For guests looking for a challenge beyond the golf at Whistling Straits and Blackwolf Run, there’s a bit of a different shooting experience at Destination Kohler’s property—a year-round tactical pistol and rifle course. Access to a club known as River Wildlife is limited to those staying at the American Club or Inn on Woodlake and with the shooting experience participants engage static and dynamic steel targets from 10 to more than 200 yards while combining pistols and rifles on the same course.
Big Cedar Lodge (Ridgedale, Mo.)
While Big Cedar has a wealth of great courses designed by some of the top names in the golf world (including Bill Coore & Ben Crenshaw, Jack Nicklaus, Tom Fazio, Gary Player, and Tiger Woods), there’s plenty to do beyond golf at the Ozarks getaway billed as America’s premier wilderness resort. Shooting is a natural extension and the Bass Pro Shops Shooting Academy sits in a stunning location, with a natural amphitheater overlooking Table Rock Lake and the Ozark hills. The facility offers a variety of shooting sports including ATA trap, Wobble trap, American Skeet, Sporting Clays, and 5-Stand.
The Greenbrier (White Sulphur Springs, W.Va.)
The Gun Club at the historic Greenbrier is more than 100 years old, with skeet and trap long being popular pastimes at a property fondly known as “America’s Resort.” The current offerings include four combination trap and skeet fields along with a 10-station sporting clays course designed by Justin Jones and John Higgins from the British School of Shooting and meant to engage and challenge shooters of all levels.
Nemacolin (Farmingdale, Pa.)
There’s a seemingly never-ending lineup of things to do beyond the two championship golf courses at this western Pennsylvania destination. Among the most notable is the Nemacolin Field Club, which houses one of the nation’s top sporting clay facilities that weaves through a 150-acre property in the Laurel Highlands. There is also hunting land available (275 acres) from September through March, as well as an archery and air rifle experience.
Old Waverly & Mossy Oak (West Point, Miss.)

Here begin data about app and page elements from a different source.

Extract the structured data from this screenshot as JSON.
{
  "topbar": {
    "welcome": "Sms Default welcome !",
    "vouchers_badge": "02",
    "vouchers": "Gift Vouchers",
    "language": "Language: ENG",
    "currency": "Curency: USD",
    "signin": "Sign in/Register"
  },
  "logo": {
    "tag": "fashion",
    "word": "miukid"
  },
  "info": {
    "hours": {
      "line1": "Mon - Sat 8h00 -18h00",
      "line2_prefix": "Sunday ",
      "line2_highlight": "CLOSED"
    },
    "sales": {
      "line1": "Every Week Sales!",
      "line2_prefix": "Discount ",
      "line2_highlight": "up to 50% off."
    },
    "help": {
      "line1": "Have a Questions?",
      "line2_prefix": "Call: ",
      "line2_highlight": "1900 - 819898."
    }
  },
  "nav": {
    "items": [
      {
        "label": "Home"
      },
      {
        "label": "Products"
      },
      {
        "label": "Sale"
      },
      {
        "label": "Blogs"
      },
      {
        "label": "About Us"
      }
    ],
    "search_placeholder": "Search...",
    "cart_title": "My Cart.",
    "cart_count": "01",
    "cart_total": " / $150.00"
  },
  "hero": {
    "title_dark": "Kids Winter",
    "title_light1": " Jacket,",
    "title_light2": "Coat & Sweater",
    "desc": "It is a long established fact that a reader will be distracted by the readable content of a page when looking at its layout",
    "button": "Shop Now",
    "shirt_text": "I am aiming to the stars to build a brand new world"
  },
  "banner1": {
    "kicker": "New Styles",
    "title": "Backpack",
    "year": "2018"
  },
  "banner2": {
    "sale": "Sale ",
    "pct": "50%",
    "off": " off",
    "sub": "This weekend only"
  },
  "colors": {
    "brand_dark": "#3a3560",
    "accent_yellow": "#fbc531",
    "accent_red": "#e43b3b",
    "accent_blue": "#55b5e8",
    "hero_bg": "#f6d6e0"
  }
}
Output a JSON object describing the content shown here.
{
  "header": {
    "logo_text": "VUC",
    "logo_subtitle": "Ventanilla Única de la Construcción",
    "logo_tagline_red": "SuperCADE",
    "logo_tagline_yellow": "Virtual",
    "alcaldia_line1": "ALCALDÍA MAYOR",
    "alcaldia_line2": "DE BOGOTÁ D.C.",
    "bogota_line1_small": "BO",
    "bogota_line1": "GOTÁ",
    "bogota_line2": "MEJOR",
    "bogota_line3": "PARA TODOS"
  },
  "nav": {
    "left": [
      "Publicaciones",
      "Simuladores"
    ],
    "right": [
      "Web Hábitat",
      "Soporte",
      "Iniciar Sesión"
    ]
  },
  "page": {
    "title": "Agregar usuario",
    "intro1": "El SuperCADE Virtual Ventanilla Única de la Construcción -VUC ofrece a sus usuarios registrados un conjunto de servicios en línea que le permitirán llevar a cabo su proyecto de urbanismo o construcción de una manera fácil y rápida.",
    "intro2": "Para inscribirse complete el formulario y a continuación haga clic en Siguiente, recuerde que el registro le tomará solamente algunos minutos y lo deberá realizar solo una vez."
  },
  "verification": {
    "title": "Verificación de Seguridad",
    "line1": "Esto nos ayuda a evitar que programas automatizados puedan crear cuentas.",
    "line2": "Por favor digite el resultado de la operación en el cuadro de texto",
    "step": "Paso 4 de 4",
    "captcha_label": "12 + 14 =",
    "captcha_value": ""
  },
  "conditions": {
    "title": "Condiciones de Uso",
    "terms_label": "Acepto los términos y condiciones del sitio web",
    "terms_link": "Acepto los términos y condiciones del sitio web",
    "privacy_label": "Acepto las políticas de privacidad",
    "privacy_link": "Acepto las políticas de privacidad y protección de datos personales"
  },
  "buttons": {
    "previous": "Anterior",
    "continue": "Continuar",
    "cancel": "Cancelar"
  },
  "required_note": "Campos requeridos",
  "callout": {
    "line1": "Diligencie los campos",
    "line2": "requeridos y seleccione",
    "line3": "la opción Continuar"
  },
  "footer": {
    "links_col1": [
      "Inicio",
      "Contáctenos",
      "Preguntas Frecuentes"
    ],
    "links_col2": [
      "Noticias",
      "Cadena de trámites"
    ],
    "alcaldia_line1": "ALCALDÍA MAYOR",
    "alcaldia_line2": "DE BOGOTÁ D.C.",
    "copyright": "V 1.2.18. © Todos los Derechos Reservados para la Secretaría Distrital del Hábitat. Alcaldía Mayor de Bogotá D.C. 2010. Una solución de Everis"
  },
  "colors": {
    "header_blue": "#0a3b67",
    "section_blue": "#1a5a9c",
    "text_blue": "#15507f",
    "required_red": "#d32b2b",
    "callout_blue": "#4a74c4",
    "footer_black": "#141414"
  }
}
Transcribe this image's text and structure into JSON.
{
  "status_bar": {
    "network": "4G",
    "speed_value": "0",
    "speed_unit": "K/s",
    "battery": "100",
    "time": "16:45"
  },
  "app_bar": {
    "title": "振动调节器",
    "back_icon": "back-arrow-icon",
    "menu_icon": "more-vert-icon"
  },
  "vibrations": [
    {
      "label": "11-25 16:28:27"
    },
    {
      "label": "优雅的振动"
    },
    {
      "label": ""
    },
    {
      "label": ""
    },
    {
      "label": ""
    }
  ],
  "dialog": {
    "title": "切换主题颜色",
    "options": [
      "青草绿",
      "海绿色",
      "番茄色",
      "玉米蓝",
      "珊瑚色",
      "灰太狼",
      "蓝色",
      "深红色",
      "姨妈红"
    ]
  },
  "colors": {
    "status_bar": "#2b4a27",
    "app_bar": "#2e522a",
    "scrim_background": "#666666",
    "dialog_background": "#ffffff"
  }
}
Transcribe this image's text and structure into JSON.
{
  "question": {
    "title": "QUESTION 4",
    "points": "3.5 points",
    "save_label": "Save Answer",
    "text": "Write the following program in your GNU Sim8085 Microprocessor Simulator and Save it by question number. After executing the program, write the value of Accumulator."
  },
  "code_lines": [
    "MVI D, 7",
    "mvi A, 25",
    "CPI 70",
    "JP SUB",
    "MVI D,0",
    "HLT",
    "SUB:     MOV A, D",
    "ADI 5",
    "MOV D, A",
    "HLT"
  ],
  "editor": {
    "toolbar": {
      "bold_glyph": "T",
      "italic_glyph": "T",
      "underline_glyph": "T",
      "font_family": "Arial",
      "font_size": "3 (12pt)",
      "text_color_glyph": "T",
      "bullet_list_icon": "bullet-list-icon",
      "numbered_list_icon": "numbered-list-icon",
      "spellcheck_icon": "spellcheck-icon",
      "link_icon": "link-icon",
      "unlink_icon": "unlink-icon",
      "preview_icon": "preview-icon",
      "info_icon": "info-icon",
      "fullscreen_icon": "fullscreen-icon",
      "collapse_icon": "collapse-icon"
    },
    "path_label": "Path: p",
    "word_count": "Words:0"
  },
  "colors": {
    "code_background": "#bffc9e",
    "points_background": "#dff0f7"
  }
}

Just down the road from Mississippi State University, this destination features two very different championship courses located across the main road from one another. And while it’s not directly tied into the golf courses, the nearby Prairie Wildlife is owned by members within the same family as the golf interests. The facility is a conservation-driven sporting estate that offers hunts (quail, dove, pheasants, deer, rabbit, and more), as well as clay shoots, corporate outings, and more at a location regarded as one of the premier wing shooting destinations in the southern U.S.
Primland (Meadows of Dan, Va.)
The Sporting Club packages at Primland provide breathtaking adventure in the Blue Ridge Mountains beyond the scenic 18-hole Highland Course, with upland hunting retreats that include experienced guides and dogs to navigate the 12,000-acre property. There are driven pheasant shoots, wild turkey hunting (including an event called the “Spring Gobbler”), deer hunting, and, for those who prefer non-live targets, clay shooting and instruction.
Reynolds Lake Oconee (Greensboro, Ga.)
One of the newest amenities at this Georgia getaway midway between Atlanta and Augusta is the Sandy Creek Sporting Grounds, which features a 20-station sporting clays course designed by international shooting champion Justin Jones of Great Britain (see also The Greenbrier above) that winds past scenic ponds and through forested thickets and a century-old pecan orchard. There’s also a five-stand shooting range set above a spring-fed pond, a sporting clay instruction and games area, an air rifle range, and an archery range.
Streamsong (Bowling Green, Fla.)
About 15 minutes from the main lodge at Streamsong Resort—a former phosphate mine in Central Florida—is a 12-station sporting clay challenge course set amid the same kind of wild terrain that make the property’s three 18-hole championship courses so special. While the Red, Blue, and Black courses are incredibly popular with resort guests, 16,000 acres leaves a lot of space for other outdoor experiences, from archery and guided bass fishing to the sporting clays challenge.
What other examples have you come across in your golf travels?